A growing number of Aussie kids are being diagnosed with allergies, but new research suggests there are ways to avoid them…
Approximately 1 in 10 Australian children have a food allergy, and the instance of presentations to emergency departments due to anaphylaxis has doubled in the past two decades. While some may argue that the increased allergy rate is the result of greater awareness and advances in testing, evidence from Australia and around the world indicates that there has indeed been real growth in the number of children with various allergies.
A Lifelong Problem
An allergic reaction is caused by the production of antibodies as a response to proteins found in certain foods and the environment. The most common food allergies experienced by Australian children and adults are to cow’s milk, egg, peanut, other nuts, seafood, wheat and soy the ABC reports. Allergic eczema and hayfever are also increasingly common, particularly among those with a family history of allergies. Having a child with serious allergies is a constant source of worry for parents, particularly when their child starts school, as it is impossible to remove potential risks entirely. Even though many children outgrow their allergies, some may persist into adulthood and require lifelong management.
While there is no clear cause of this rapid rise in diagnosed allergic conditions, scientists believe there are a number of factors that could be to blame. Past advice to delay the introduction of allergenic foods is one possible hypothesis, as is lack of exposure to childhood infection, changes to food manufacturing, and dramatic changes to the environment.
Reducing The Risk
Professor Diane Campbell, chair of Paediatric Allergy and Clinical Immunology at the Children’s Hospital at Westmead, says that there are a number of ways parents can reduce the risk of their child developing allergies. Introducing foods such as peanuts and eggs in the early years of your child’s life, avoiding exposure to cigarette smoke and eating a well-rounded diet are just some of the possible ways to prevent an allergy. It is hoped that further research into medications, the role of macronutrients and microbiome support will offer more options for allergy treatment and prevention in the near future.

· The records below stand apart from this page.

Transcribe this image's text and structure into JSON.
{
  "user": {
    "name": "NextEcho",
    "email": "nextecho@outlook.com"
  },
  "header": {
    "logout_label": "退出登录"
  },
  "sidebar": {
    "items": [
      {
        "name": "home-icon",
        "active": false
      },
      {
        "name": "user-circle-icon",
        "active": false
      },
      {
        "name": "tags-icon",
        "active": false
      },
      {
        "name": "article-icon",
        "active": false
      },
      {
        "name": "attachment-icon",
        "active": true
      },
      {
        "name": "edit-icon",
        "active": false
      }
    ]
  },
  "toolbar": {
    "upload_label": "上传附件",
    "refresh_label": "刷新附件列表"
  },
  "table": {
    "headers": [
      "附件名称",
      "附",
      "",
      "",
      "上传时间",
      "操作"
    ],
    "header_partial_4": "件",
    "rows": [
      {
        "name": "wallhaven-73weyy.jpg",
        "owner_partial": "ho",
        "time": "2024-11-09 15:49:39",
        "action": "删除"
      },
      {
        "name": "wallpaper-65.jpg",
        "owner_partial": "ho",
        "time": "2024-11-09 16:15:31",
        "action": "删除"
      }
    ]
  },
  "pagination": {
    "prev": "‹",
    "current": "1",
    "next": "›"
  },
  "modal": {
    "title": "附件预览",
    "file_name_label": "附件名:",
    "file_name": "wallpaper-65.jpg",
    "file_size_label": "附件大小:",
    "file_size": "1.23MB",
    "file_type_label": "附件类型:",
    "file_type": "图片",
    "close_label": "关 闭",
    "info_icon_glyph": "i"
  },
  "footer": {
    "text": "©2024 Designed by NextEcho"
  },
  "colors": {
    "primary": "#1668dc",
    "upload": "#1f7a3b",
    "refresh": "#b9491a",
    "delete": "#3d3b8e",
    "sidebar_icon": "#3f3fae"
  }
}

Has your child been diagnosed with an allergy? Let us know in the comments.